Have you ever noticed that a successful restaurant has a shorter menu? Especially when compared to those who are struggling.
When you keep things simple, you focus on fewer things. You give your best and you can focus your effort. You can try to improve and perfect all details.
But, when life doesn't work as we expect, we start throwing new dishes into the menu. Expecting to please everyone.
Spoiler alert: When you build something to everyone, you build it to nobody.
This isn't just the restaurants' reality. We see that in software too. When trying to convince new customers, throwing features into a product is usually the way to go. And it's hard to find a Product Owner who doesn't fight to have the team focused on new features.

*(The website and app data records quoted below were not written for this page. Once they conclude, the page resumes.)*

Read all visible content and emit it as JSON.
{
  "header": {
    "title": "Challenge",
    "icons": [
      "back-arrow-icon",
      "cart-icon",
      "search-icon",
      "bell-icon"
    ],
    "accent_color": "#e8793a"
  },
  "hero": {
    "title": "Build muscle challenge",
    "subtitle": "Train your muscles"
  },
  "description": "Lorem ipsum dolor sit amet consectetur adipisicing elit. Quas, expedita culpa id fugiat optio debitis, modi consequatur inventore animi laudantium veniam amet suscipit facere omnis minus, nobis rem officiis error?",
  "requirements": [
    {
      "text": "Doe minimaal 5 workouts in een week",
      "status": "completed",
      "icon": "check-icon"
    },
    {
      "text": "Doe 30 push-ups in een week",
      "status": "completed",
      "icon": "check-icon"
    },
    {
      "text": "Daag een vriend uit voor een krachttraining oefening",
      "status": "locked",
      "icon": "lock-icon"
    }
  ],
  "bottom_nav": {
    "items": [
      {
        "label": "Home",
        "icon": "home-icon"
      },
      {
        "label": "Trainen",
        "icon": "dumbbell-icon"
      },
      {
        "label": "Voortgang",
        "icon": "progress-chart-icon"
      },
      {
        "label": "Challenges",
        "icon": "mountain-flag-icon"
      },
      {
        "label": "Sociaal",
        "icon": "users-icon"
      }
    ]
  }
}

What we should all be doing is to focus on what we have and what customers love. Those features have a margin to improve. Don't bring a new feature into the product just because a customer needs it. Bring it because is inevitable. Because it's obvious that your software will be so much better. Because you believe that you are in an especial condition and nobody can do it better than you. And don't forget to throw away stuff that doesn't "spark joy".
We can expand this concept to multiple software parts. High level, to a low level. Decompose the code in smaller objects or functions. Create focused "restaurants" specialized in one task. If you want Mexican food, you don't look for an Italian restaurant.
Treat your code as a garden, which deserves care and dedication. Don't write it and ignore it until a bug arises.
A chef who creates new dishes every single night will create a few stunning dishes for sure. But also, a vast number of massive failures.
Having a continuous improvement mindset is what makes us better than the rest.